This morning I got this picture of Taiwanese cigarettes with the name Longlife. The picture is made by CH from Mobimania in Xiamen, China. First question. Is Longlife a trademarked brand in Taiwan? And what about China?
If you type in "Longlife" in to the search engine of Taiwan's Intellectual Property Office (TIPO) you will find that there actually are several trademarks for cigarettes with the mark Longlife, the trademark holder is Taiwan Tabacco and Liquor Corporation. The registrations were published in 2003 and the exclusive right period is until 2013.
Of course it is pretty counterintuitive that a trademark for cigarettes with the name Longlife exists at all. If we look in Taiwan's Trademark Act 2003 we can find arguments for objections against granting this trademark:
Article 23: A trademark application shall be rejected if the proposed trademark satisfies any of the following:
Article 23 (7) 10. One that violates against public order or good morals;
Article 23 (7) 11. One that is likely to mislead the public with respect to the nature, quality, or place of origin of the designated goods or services;
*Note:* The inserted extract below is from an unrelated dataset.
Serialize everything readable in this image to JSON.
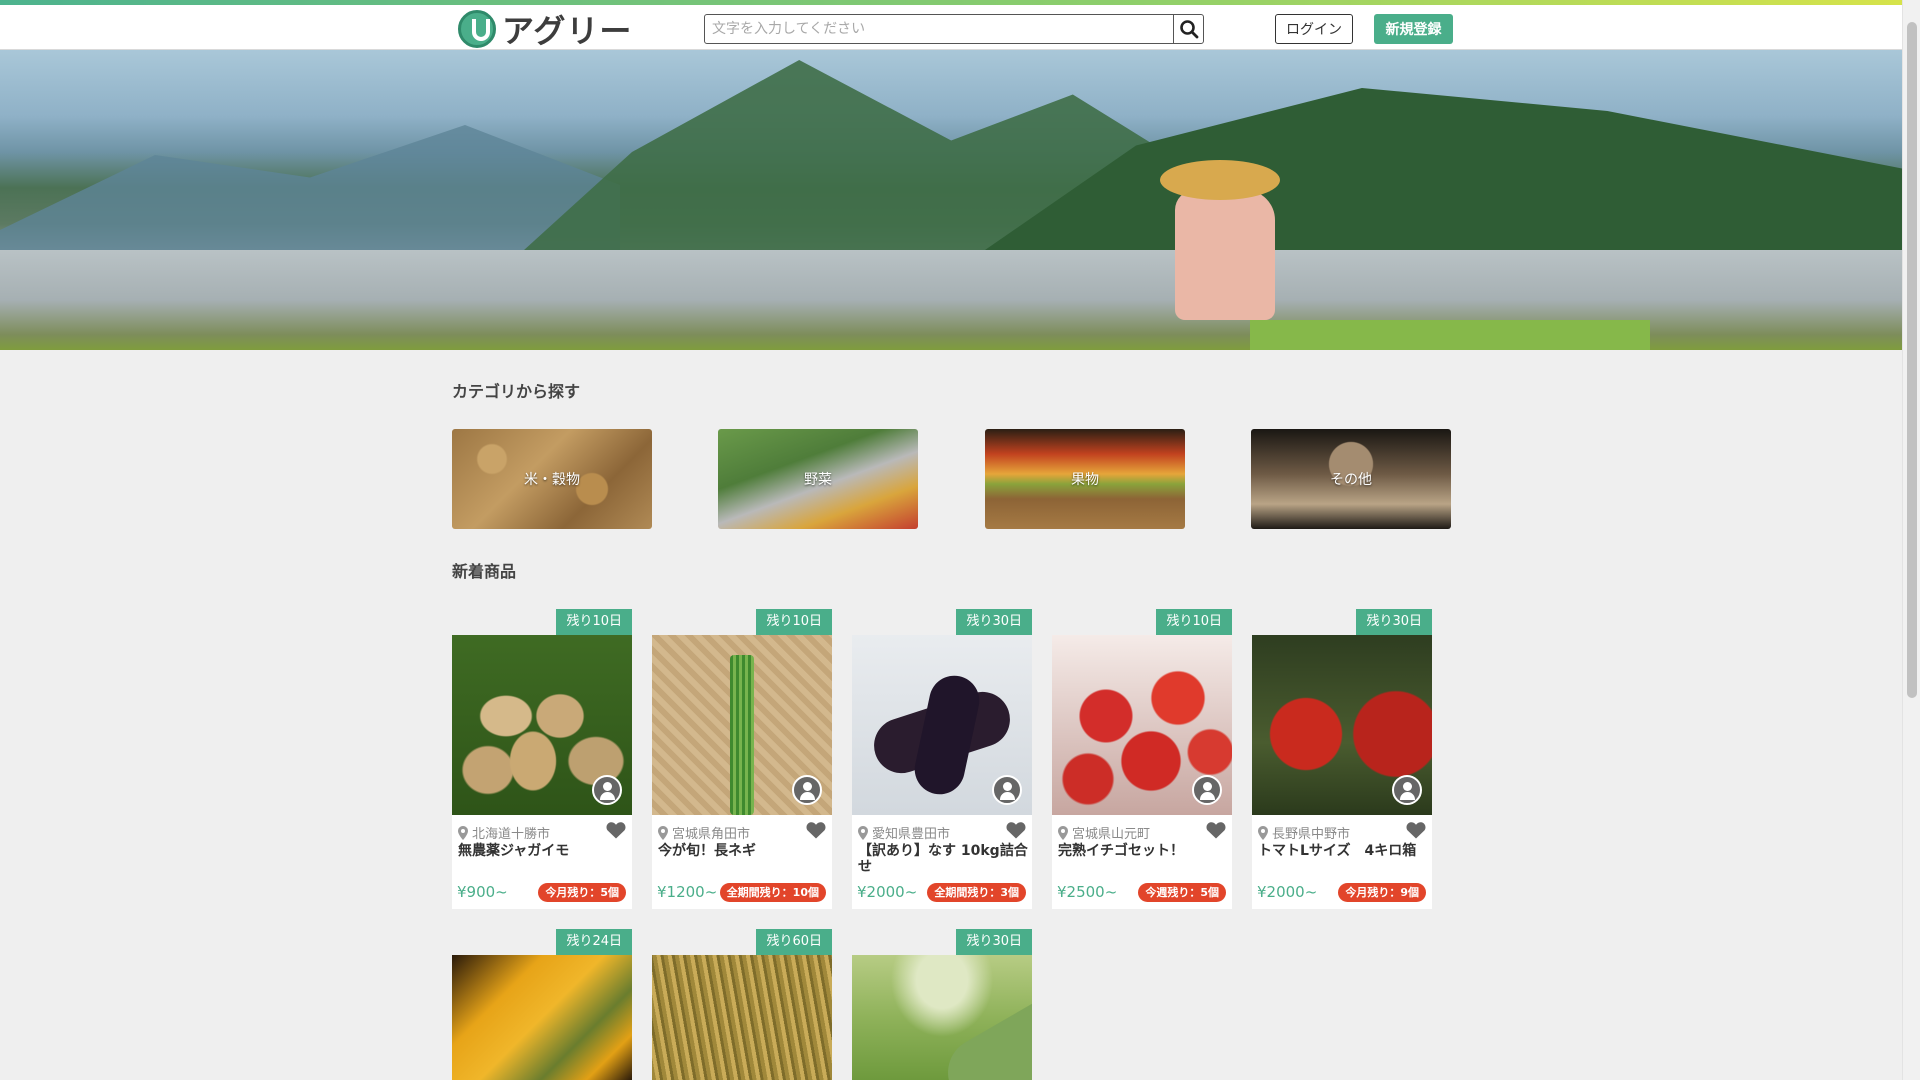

However, if one reads more about the brand, it becomes clear that the brand was already used in 1959, when most people didn't know that cigarettes kill. If you read about the history of this brand, you learn a lot about the history of Taiwan. The brand was set up by the monopoly bureau: "The monopoly bureau chose Long Life as an auspicious name when the cigarette was first introduced in 1959, and never intended to suggest any health benefit, Mr. Chan said. ''No smoker will buy the cigarettes because they believe it will bring long life,'' he said." The same monopoly bureau traded in opium, until the international pressure became too big in the 1930s. Read a great article about it by Keith Bradsher for the New York Times, here.
In 2002 when Taiwan joined the World Trade Organisation it changed the structure of the monopoly bureau into a state-owned company called Taiwan Tabacco & Liquor (TTL) Corporation. So the Taiwan state has both an interest in public health issues and the sale of cigarettes at the same time. That is more yin and yang for most to stomach. The intention was in 2006, however, to privatise the TTL Corporation in 2007 (sole stakeholder was the Ministry of Finance). Whether this happened yet, I don't know yet
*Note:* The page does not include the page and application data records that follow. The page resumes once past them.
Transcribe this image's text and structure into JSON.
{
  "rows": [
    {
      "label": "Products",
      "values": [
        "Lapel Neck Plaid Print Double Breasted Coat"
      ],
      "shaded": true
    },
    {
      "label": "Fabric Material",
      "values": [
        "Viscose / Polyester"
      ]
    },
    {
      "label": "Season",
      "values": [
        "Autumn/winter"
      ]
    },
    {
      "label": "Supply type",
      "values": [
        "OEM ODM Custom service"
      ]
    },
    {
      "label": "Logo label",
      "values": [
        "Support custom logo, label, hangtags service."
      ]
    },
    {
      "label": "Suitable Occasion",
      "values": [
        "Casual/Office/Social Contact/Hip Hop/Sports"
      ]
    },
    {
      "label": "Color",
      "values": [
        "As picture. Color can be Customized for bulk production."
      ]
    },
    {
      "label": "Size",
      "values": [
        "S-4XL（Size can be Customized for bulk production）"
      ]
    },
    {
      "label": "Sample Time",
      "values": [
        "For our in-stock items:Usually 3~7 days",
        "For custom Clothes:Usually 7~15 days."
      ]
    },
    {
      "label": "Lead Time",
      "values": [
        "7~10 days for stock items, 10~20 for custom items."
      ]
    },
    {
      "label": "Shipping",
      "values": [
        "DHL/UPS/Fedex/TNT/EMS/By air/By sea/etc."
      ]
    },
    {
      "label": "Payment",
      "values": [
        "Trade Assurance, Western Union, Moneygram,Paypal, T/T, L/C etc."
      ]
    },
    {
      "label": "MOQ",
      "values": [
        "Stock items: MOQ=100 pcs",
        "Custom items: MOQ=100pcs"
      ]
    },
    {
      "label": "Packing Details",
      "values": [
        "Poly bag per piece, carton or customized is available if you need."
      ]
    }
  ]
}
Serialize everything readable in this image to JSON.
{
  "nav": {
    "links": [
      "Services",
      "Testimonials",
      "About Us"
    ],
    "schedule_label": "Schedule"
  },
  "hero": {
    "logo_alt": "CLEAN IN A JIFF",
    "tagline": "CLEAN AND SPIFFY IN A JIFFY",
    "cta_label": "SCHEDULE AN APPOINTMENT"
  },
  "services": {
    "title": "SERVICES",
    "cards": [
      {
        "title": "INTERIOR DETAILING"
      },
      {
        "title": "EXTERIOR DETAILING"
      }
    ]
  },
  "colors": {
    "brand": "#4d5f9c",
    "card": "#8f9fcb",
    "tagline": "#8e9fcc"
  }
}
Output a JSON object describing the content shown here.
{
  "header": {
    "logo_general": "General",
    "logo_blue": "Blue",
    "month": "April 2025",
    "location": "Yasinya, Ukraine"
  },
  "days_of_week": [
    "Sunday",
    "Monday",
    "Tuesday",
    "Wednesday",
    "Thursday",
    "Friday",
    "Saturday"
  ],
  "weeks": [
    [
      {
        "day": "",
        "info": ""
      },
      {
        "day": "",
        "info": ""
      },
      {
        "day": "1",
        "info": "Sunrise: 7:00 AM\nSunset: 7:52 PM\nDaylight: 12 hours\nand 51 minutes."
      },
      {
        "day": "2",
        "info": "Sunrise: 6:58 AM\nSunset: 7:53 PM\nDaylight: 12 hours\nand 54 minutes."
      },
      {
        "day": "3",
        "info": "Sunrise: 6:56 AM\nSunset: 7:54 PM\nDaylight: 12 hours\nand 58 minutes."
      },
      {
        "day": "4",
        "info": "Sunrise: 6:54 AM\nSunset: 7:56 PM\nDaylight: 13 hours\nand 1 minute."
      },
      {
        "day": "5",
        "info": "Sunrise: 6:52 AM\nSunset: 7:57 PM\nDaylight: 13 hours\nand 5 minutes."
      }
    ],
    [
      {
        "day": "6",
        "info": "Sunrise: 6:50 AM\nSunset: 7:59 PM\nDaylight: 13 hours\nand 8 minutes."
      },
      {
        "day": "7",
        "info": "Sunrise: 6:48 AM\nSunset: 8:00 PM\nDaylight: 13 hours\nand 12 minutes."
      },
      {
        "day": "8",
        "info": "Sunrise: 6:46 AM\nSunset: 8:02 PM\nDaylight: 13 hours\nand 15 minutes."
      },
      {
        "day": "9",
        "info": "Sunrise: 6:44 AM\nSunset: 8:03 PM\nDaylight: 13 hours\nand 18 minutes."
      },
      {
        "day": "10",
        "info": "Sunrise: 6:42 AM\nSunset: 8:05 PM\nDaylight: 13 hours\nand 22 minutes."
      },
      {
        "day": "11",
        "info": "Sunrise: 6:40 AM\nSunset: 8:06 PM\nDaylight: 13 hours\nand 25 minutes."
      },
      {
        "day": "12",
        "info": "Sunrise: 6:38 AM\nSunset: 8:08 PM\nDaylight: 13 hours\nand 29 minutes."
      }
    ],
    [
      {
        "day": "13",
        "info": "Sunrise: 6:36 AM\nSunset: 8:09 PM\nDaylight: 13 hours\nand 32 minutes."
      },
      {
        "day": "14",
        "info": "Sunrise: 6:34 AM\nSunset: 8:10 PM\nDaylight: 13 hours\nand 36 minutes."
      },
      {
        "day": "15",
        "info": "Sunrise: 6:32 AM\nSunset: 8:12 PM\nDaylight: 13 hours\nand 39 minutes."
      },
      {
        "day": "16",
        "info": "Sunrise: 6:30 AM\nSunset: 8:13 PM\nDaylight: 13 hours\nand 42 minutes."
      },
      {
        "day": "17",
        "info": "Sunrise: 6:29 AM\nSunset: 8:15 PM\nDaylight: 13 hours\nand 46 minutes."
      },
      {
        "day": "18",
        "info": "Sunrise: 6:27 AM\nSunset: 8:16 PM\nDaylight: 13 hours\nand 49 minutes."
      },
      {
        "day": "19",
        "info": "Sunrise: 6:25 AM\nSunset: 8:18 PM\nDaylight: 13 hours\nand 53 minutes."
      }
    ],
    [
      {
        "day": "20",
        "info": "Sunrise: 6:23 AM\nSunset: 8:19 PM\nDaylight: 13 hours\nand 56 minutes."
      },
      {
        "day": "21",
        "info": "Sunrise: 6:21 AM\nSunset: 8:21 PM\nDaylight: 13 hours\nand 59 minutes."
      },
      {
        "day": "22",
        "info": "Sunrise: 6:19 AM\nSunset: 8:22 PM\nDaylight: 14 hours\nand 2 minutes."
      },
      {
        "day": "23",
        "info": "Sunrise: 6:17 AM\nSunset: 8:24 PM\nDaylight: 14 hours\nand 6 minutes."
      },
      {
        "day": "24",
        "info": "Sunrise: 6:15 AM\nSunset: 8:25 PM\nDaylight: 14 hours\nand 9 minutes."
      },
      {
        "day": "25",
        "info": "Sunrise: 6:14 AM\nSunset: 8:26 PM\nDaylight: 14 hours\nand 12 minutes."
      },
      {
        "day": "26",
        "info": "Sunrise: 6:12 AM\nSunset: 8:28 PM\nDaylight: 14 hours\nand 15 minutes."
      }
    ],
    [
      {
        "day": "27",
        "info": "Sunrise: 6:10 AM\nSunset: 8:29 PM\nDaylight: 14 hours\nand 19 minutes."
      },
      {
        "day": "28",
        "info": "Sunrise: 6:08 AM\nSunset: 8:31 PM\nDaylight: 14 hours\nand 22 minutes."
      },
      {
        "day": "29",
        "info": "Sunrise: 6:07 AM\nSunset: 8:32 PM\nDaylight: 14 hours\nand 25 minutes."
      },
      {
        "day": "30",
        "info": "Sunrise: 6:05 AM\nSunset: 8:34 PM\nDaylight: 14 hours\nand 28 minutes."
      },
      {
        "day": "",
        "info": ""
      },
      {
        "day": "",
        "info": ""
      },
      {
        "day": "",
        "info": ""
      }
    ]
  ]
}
The TTL Corporation has great ideas about expansion to Asia, including China. : "TTL will first have to settle the issue of its trademark in China, which has been stalled since 1999. TTL applied to register two trademarks in the PRC under the name Taiwan Beer. Both of the applications were rejected by China's trademark office. TTL appealed the decisions, but lost the appeals. China's trademark law states that geographical names cannot be in a trademark. In spite of this, a number of Chinese products have geographical names, such as Tsingtao Beer. Lai said the name "Taiwan Beer" was used since the company was founded and has been registered in the United States and Europe." Read more in Annie Huang's article for the Taiwan Journal here.So TTL Corporation has problems with getting a trademark for Taiwan Beer, but it is unclear whether TTL Corporation ran into troubles when it applied for Longlife trademarks in China. If we look at China's Trademark Law 2001 the Trademark Office could have made objections based on article 10: The following signs shall not be used as trademarks:
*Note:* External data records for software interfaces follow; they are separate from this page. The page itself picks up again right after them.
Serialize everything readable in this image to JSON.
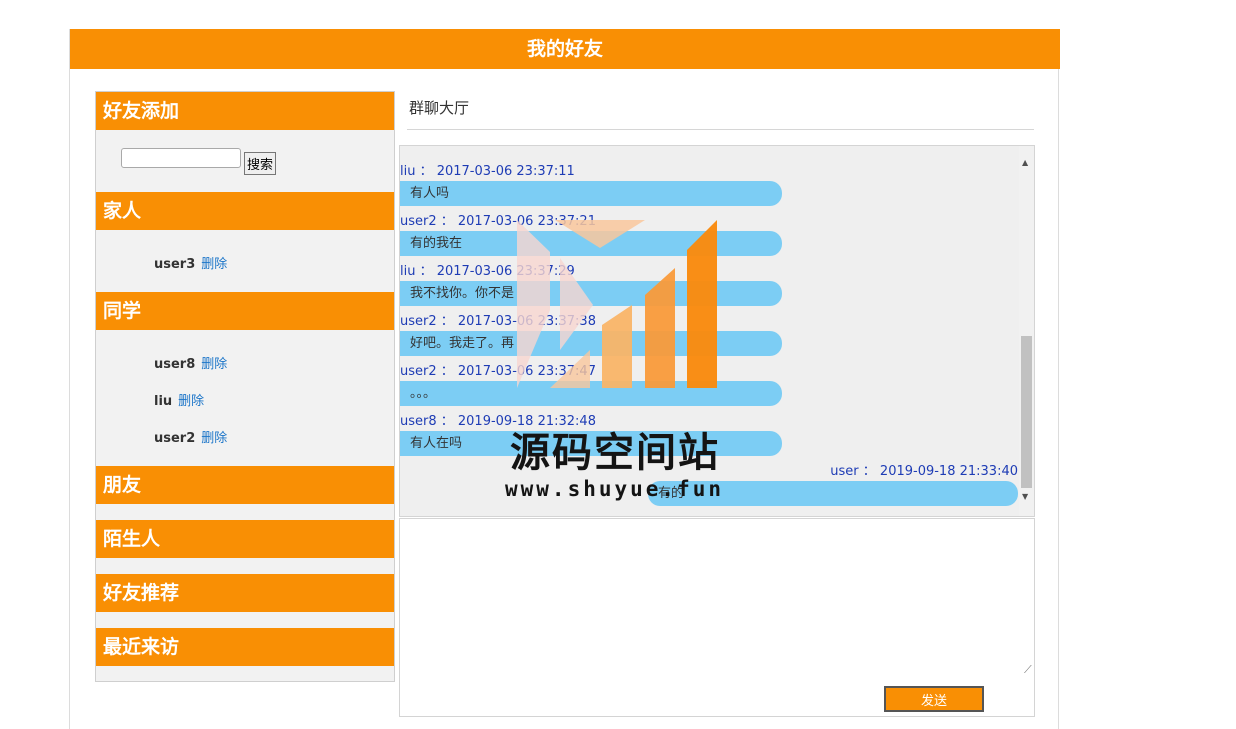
{
  "header": {
    "title": "我的好友"
  },
  "search": {
    "section_title": "好友添加",
    "button_label": "搜索",
    "placeholder": ""
  },
  "groups": [
    {
      "name": "家人",
      "friends": [
        {
          "name": "user3",
          "action": "删除"
        }
      ]
    },
    {
      "name": "同学",
      "friends": [
        {
          "name": "user8",
          "action": "删除"
        },
        {
          "name": "liu",
          "action": "删除"
        },
        {
          "name": "user2",
          "action": "删除"
        }
      ]
    },
    {
      "name": "朋友",
      "friends": []
    },
    {
      "name": "陌生人",
      "friends": []
    },
    {
      "name": "好友推荐",
      "friends": []
    },
    {
      "name": "最近来访",
      "friends": []
    }
  ],
  "chat": {
    "title": "群聊大厅",
    "messages": [
      {
        "meta": "liu ： 2017-03-06 23:37:11",
        "text": "有人吗"
      },
      {
        "meta": "user2 ： 2017-03-06 23:37:21",
        "text": "有的我在"
      },
      {
        "meta": "liu ： 2017-03-06 23:37:29",
        "text": "我不找你。你不是"
      },
      {
        "meta": "user2 ： 2017-03-06 23:37:38",
        "text": "好吧。我走了。再"
      },
      {
        "meta": "user2 ： 2017-03-06 23:37:47",
        "text": "。。。"
      },
      {
        "meta": "user8 ： 2019-09-18 21:32:48",
        "text": "有人在吗"
      },
      {
        "meta": "user ： 2019-09-18 21:33:40",
        "text": "有的"
      }
    ],
    "send_label": "发送",
    "input_value": ""
  },
  "watermark": {
    "text": "源码空间站",
    "url": "www.shuyue.fun"
  },
  "colors": {
    "accent": "#f98f04",
    "bubble": "#7ccdf4",
    "link": "#1a74c8",
    "meta": "#1e3cb5"
  }
}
Article 10 (7): those having the nature of exaggeration and fraud in advertising goods; and
Article 10 (8): those detrimental to socialist morals or customs, or having other unhealthy influences.
Quote du jour
The prolific Duncan Bucknell of the Global IP Strategy company Duncan Bucknell Company made the following Australian dry comment about Longlife's trademark: "Well it's certainly not descriptive." Duncan gives his analysis about counterintuitive names as a trademark strategy on IP Thinktank, read here.
Read more about TTL Corporation's strategy to sell their cigarettes in China by Wang Men-lun for the Taipei Times here.